SELECT a,b,c,d,e FROM table1 t01 LEFT JOIN table2 t02 ON t01.a = t02.b LEFT JOIN table3 t03 ON t02.c = t03.d;
For above setup (tables and query), the Optimizer may create an execution plan with the following steps:
1. Redistribute table1 on column a, redistribute table2 on column b (in parallel).
2. Merge join (outer join) the resulting spools (from step 1). The columns of the result spool will be padded with NULL values for columns of not matching rows.
3. Let’s assume, that result spool (i.e. the spool which holds the joined result of table1 and table2) is still not skewed. For simplicity, we will call this spool s(table1,table2).
4. The result spool s(table1,table2) is redistributed on column c.
5. Table3 is redistributed on column d.
Now the skewing problems will start. If many rows do not match during the join of table1 and table2, the column c of s(table1,table2) will contain a huge number of NULL values.
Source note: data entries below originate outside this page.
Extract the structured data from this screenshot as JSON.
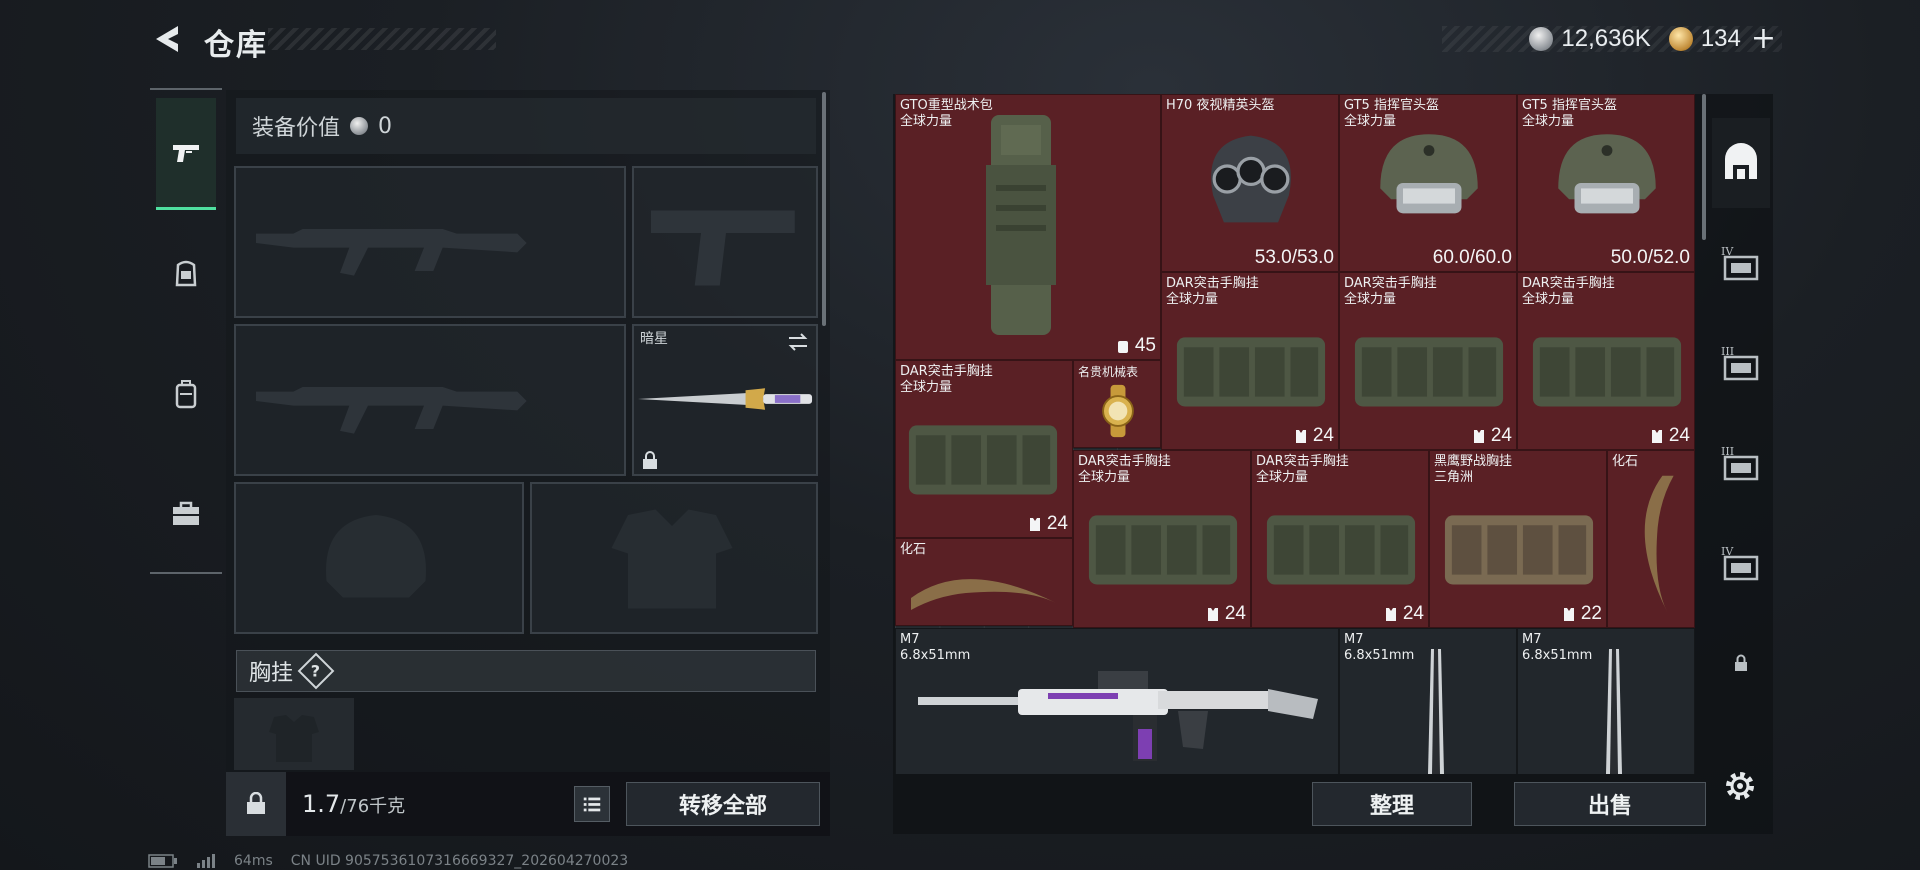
{
  "header": {
    "title": "仓库",
    "currency": [
      {
        "icon": "silver-coin-icon",
        "value": "12,636K"
      },
      {
        "icon": "gold-coin-icon",
        "value": "134"
      }
    ],
    "plus_label": "+"
  },
  "left_nav": {
    "items": [
      {
        "name": "weapons",
        "icon": "pistol-icon",
        "active": true
      },
      {
        "name": "helmet",
        "icon": "helmet-armor-icon",
        "active": false
      },
      {
        "name": "backpack",
        "icon": "backpack-icon",
        "active": false
      },
      {
        "name": "case",
        "icon": "briefcase-icon",
        "active": false
      }
    ]
  },
  "loadout": {
    "equip_value_label": "装备价值",
    "equip_value": "0",
    "melee_label": "暗星",
    "chest_rig_label": "胸挂",
    "help_label": "?",
    "weight_current": "1.7",
    "weight_max": "/76千克",
    "transfer_all_label": "转移全部"
  },
  "stash": {
    "items": [
      {
        "id": "gto-pack",
        "name": "GTO重型战术包",
        "sub": "全球力量",
        "stat": "45",
        "stat_icon": "backpack-mini-icon",
        "bg": "red"
      },
      {
        "id": "h70-helmet",
        "name": "H70 夜视精英头盔",
        "sub": "",
        "stat": "53.0/53.0",
        "stat_icon": "",
        "bg": "red"
      },
      {
        "id": "gt5-helmet-1",
        "name": "GT5 指挥官头盔",
        "sub": "全球力量",
        "stat": "60.0/60.0",
        "stat_icon": "",
        "bg": "red"
      },
      {
        "id": "gt5-helmet-2",
        "name": "GT5 指挥官头盔",
        "sub": "全球力量",
        "stat": "50.0/52.0",
        "stat_icon": "",
        "bg": "red"
      },
      {
        "id": "dar-rig-1",
        "name": "DAR突击手胸挂",
        "sub": "全球力量",
        "stat": "24",
        "stat_icon": "vest-mini-icon",
        "bg": "red"
      },
      {
        "id": "dar-rig-2",
        "name": "DAR突击手胸挂",
        "sub": "全球力量",
        "stat": "24",
        "stat_icon": "vest-mini-icon",
        "bg": "red"
      },
      {
        "id": "dar-rig-3",
        "name": "DAR突击手胸挂",
        "sub": "全球力量",
        "stat": "24",
        "stat_icon": "vest-mini-icon",
        "bg": "red"
      },
      {
        "id": "dar-rig-4",
        "name": "DAR突击手胸挂",
        "sub": "全球力量",
        "stat": "24",
        "stat_icon": "vest-mini-icon",
        "bg": "red"
      },
      {
        "id": "luxury-watch",
        "name": "名贵机械表",
        "sub": "",
        "stat": "",
        "stat_icon": "",
        "bg": "red"
      },
      {
        "id": "dar-rig-5",
        "name": "DAR突击手胸挂",
        "sub": "全球力量",
        "stat": "24",
        "stat_icon": "vest-mini-icon",
        "bg": "red"
      },
      {
        "id": "dar-rig-6",
        "name": "DAR突击手胸挂",
        "sub": "全球力量",
        "stat": "24",
        "stat_icon": "vest-mini-icon",
        "bg": "red"
      },
      {
        "id": "blackhawk-rig",
        "name": "黑鹰野战胸挂",
        "sub": "三角洲",
        "stat": "22",
        "stat_icon": "vest-mini-icon",
        "bg": "red"
      },
      {
        "id": "fossil-1",
        "name": "化石",
        "sub": "",
        "stat": "",
        "stat_icon": "",
        "bg": "red"
      },
      {
        "id": "fossil-2",
        "name": "化石",
        "sub": "",
        "stat": "",
        "stat_icon": "",
        "bg": "red"
      },
      {
        "id": "m7-rifle",
        "name": "M7",
        "sub": "6.8x51mm",
        "stat": "",
        "stat_icon": "",
        "bg": "dark"
      },
      {
        "id": "m7-mag-1",
        "name": "M7",
        "sub": "6.8x51mm",
        "stat": "",
        "stat_icon": "",
        "bg": "dark"
      },
      {
        "id": "m7-mag-2",
        "name": "M7",
        "sub": "6.8x51mm",
        "stat": "",
        "stat_icon": "",
        "bg": "dark"
      }
    ],
    "sort_label": "整理",
    "sell_label": "出售"
  },
  "right_nav": {
    "items": [
      {
        "name": "warehouse",
        "icon": "warehouse-icon",
        "label": ""
      },
      {
        "name": "tier-4-a",
        "icon": "container-icon",
        "label": "IV"
      },
      {
        "name": "tier-3-a",
        "icon": "container-icon",
        "label": "III"
      },
      {
        "name": "tier-3-b",
        "icon": "container-icon",
        "label": "III"
      },
      {
        "name": "tier-4-b",
        "icon": "container-icon",
        "label": "IV"
      },
      {
        "name": "locked",
        "icon": "lock-icon",
        "label": ""
      }
    ]
  },
  "status": {
    "ping": "64ms",
    "uid": "CN UID 9057536107316669327_202604270023"
  },
  "colors": {
    "accent_green": "#4fe0a0",
    "rare_red": "#5a2025",
    "panel_dark": "#1d2227"
  }
}
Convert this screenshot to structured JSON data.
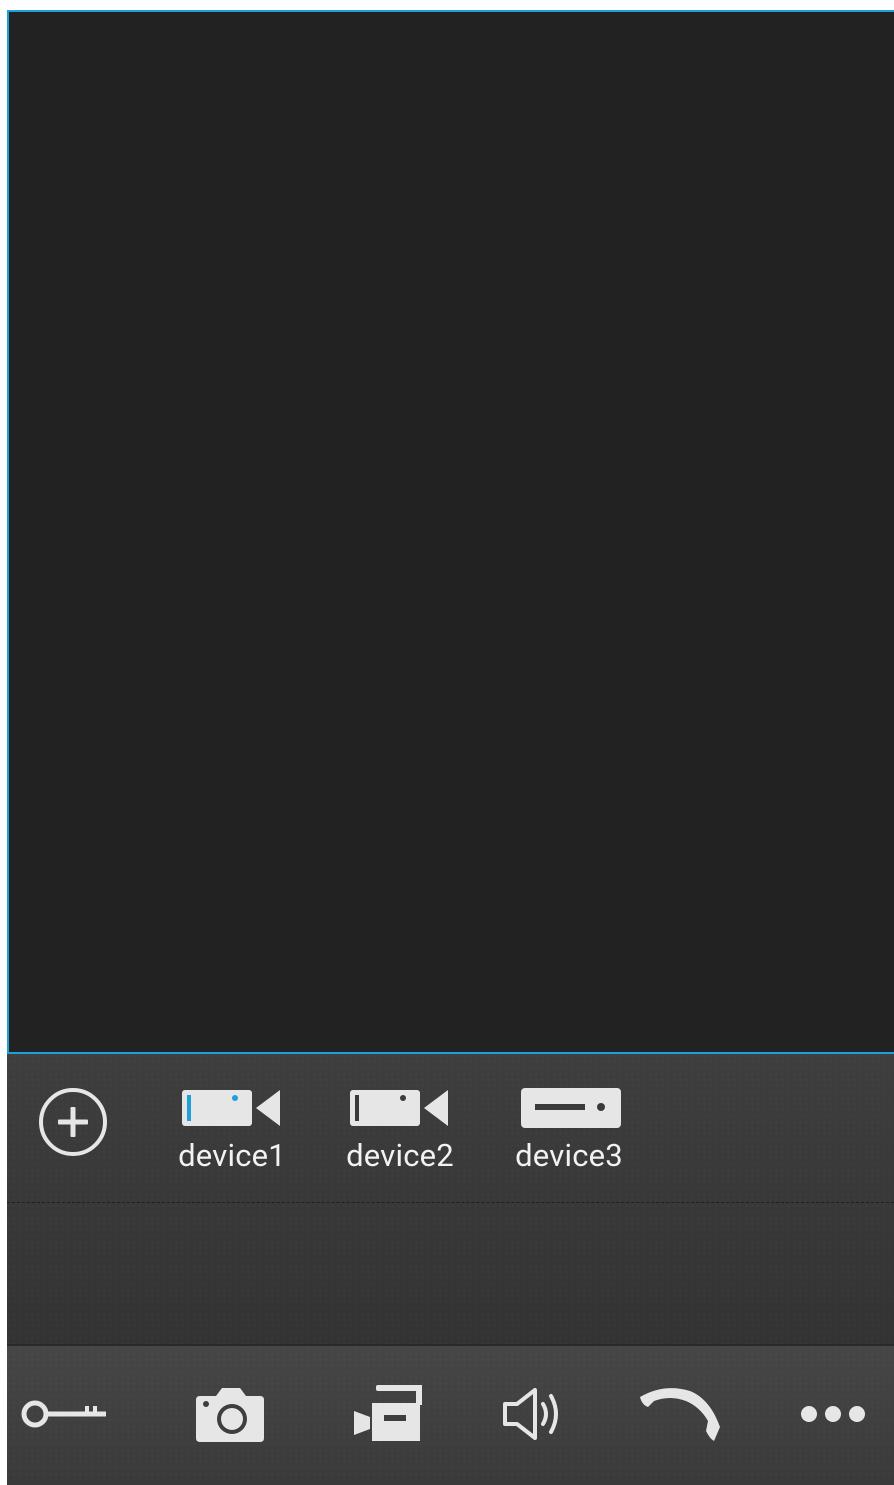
{
  "video": {
    "state": "no-signal"
  },
  "devices": [
    {
      "label": "device1",
      "icon": "camera-icon",
      "selected": true
    },
    {
      "label": "device2",
      "icon": "camera-icon",
      "selected": false
    },
    {
      "label": "device3",
      "icon": "nvr-icon",
      "selected": false
    }
  ],
  "toolbar": {
    "items": [
      {
        "icon": "key-icon"
      },
      {
        "icon": "camera-snapshot-icon"
      },
      {
        "icon": "video-record-icon"
      },
      {
        "icon": "speaker-icon"
      },
      {
        "icon": "phone-icon"
      },
      {
        "icon": "more-icon"
      }
    ]
  },
  "colors": {
    "accent": "#1fa0d8",
    "video_bg": "#222222",
    "panel_bg": "#3a3a3a",
    "icon": "#e6e6e6"
  }
}
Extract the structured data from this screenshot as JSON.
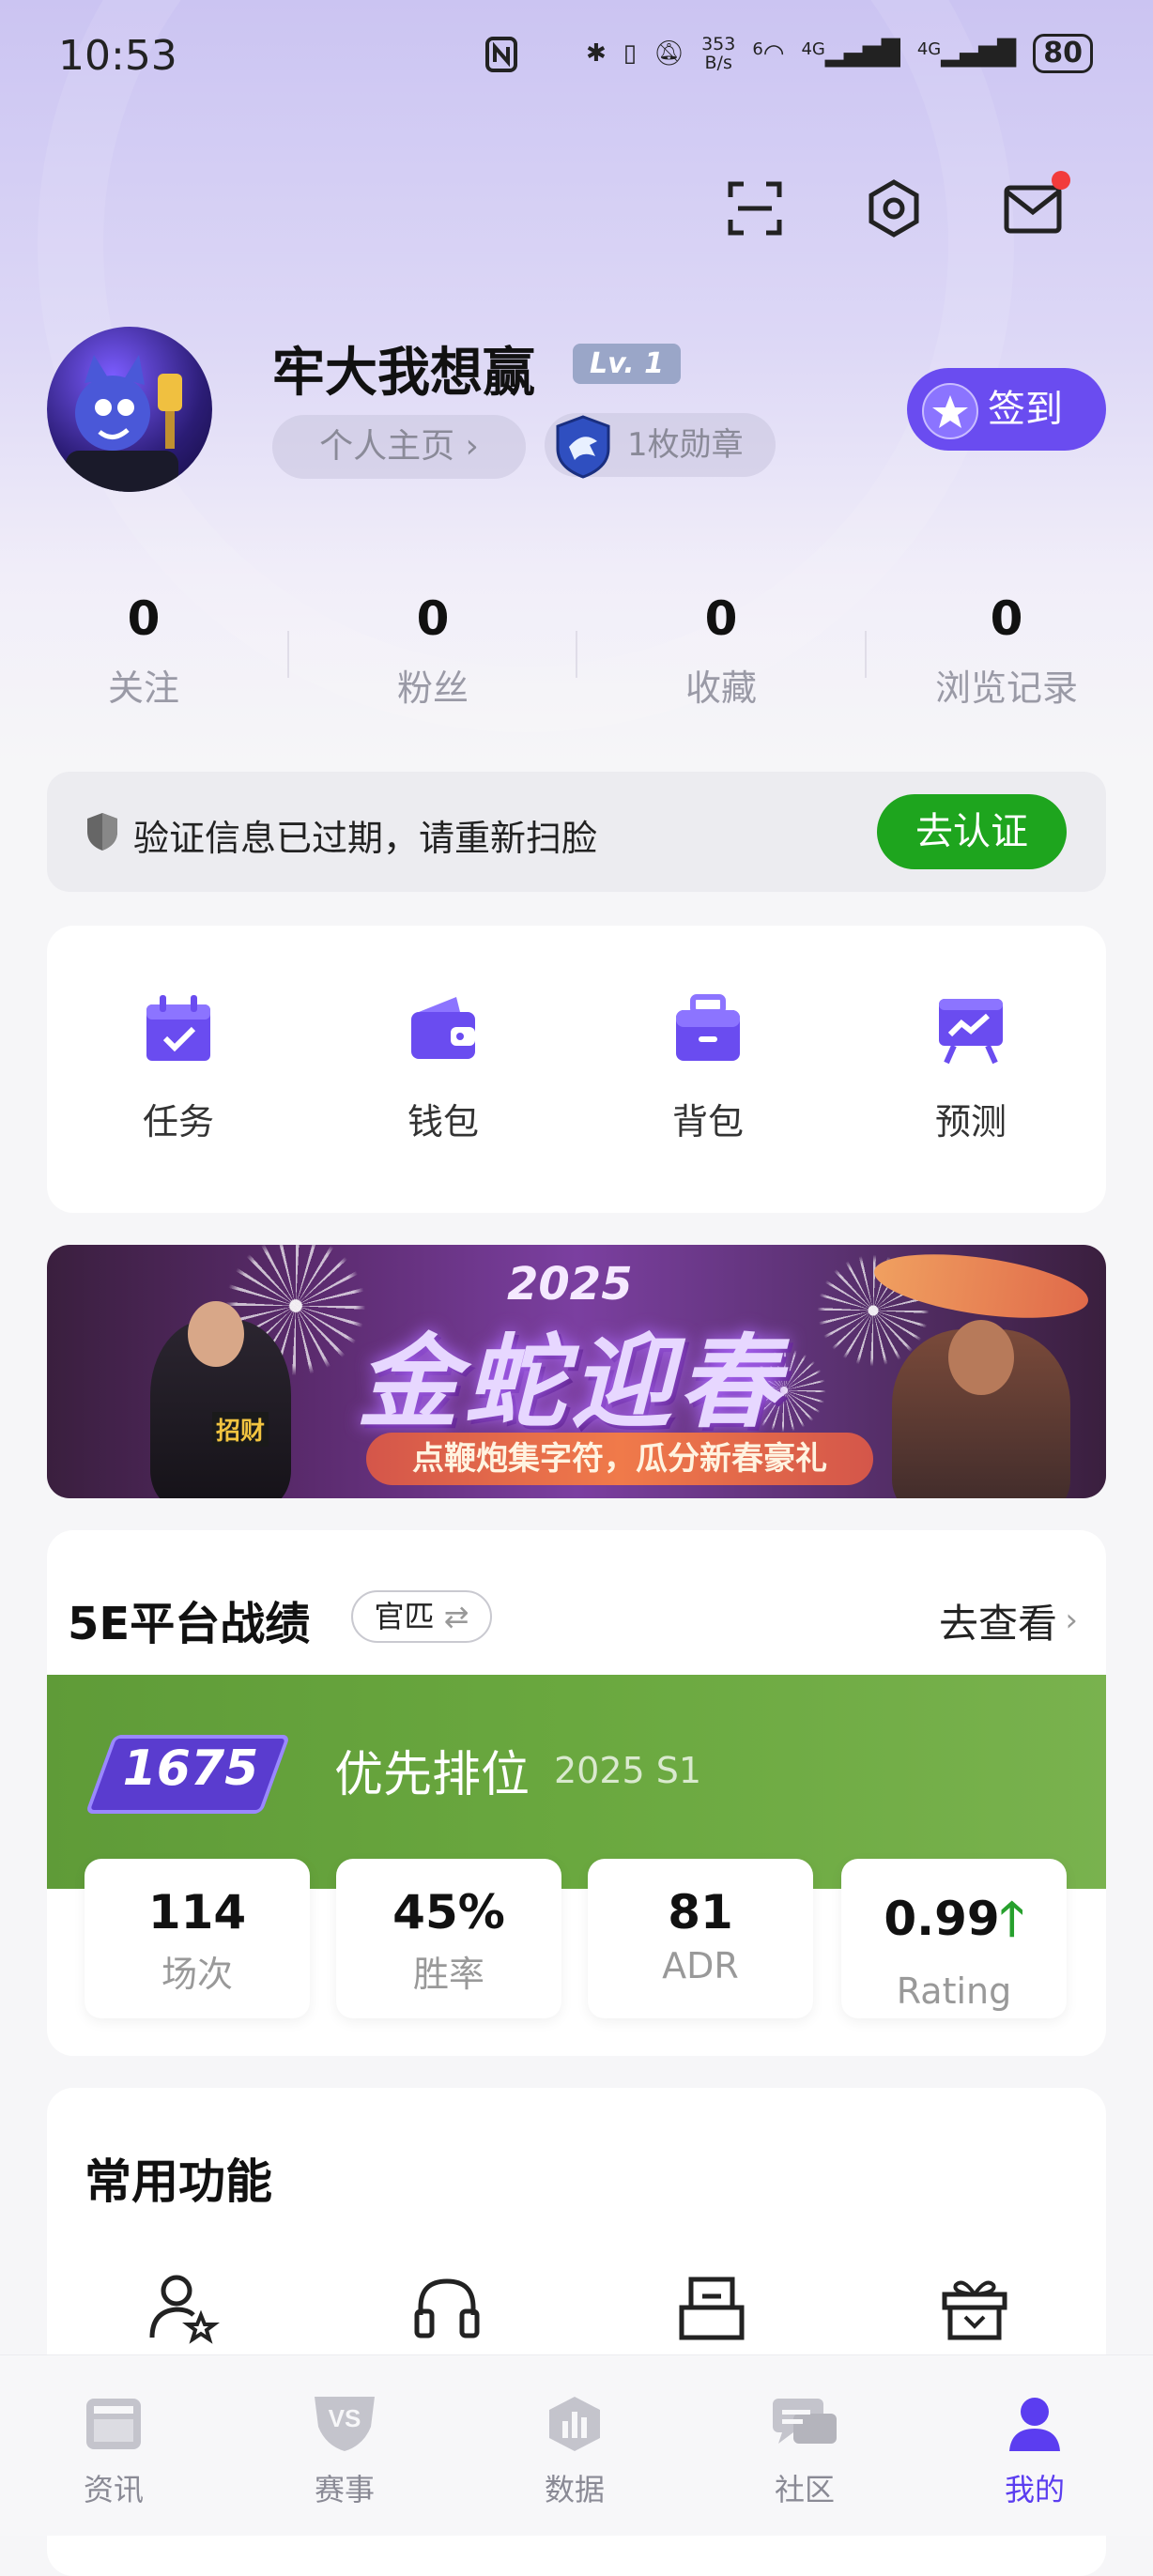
{
  "status_bar": {
    "time": "10:53",
    "net_speed_top": "353",
    "net_speed_bottom": "B/s",
    "sim1": "4G",
    "sim2": "4G",
    "wifi_label": "6",
    "battery": "80"
  },
  "profile": {
    "username": "牢大我想赢",
    "level": "Lv. 1",
    "homepage_label": "个人主页",
    "medal_label": "1枚勋章",
    "signin_label": "签到"
  },
  "stats": [
    {
      "value": "0",
      "label": "关注"
    },
    {
      "value": "0",
      "label": "粉丝"
    },
    {
      "value": "0",
      "label": "收藏"
    },
    {
      "value": "0",
      "label": "浏览记录"
    }
  ],
  "verify": {
    "message": "验证信息已过期，请重新扫脸",
    "button": "去认证"
  },
  "functions": [
    {
      "label": "任务",
      "icon": "calendar-check-icon"
    },
    {
      "label": "钱包",
      "icon": "wallet-icon"
    },
    {
      "label": "背包",
      "icon": "bag-icon"
    },
    {
      "label": "预测",
      "icon": "easel-chart-icon"
    }
  ],
  "banner": {
    "year": "2025",
    "title": "金蛇迎春",
    "subtitle": "点鞭炮集字符，瓜分新春豪礼",
    "badge": "招财"
  },
  "record": {
    "title": "5E平台战绩",
    "tag": "官匹",
    "tag_icon": "swap-icon",
    "goto": "去查看",
    "elo": "1675",
    "mode": "优先排位",
    "season": "2025 S1",
    "items": [
      {
        "value": "114",
        "label": "场次"
      },
      {
        "value": "45%",
        "label": "胜率"
      },
      {
        "value": "81",
        "label": "ADR"
      },
      {
        "value": "0.99",
        "label": "Rating"
      }
    ]
  },
  "common": {
    "title": "常用功能"
  },
  "tabs": [
    {
      "label": "资讯"
    },
    {
      "label": "赛事"
    },
    {
      "label": "数据"
    },
    {
      "label": "社区"
    },
    {
      "label": "我的"
    }
  ],
  "colors": {
    "accent": "#6a4cf0",
    "verify_green": "#1ea51e",
    "record_green": "#6aa83f",
    "notify_red": "#f23b3b"
  }
}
Like any other value, the rowhash value of the NULL value is deterministic – NULL values always hash to the same AMP!
If only a few rows match during the join process of table1 and table2, the redistribution of s(table1,table2) on column c (required to allow the join with table3) will move all unmatched rows to the AMP holding NULL values.
We started with a perfect situation. We had three unskewed tables. We ended up with a skewed spool after executing the second outer join!
Business intelligence tools tend to create queries with dozens of outer joins. These queries are at high risk for skewing.
Teradata 14.10 is doing it’s best to avoid join skewing. It uses features like partial duplication / partial redistribution (PDPR).
The Optimizer will not recognize all situations were PDPR is available. Therefore statistics are important to make sure that PDPR can be used.
If you are hand-coding queries you should use outer joins only if the business logic requires this:
Don’t use outer joins “just in case”, to “avoid losing rows” (a quite common approach nowadays).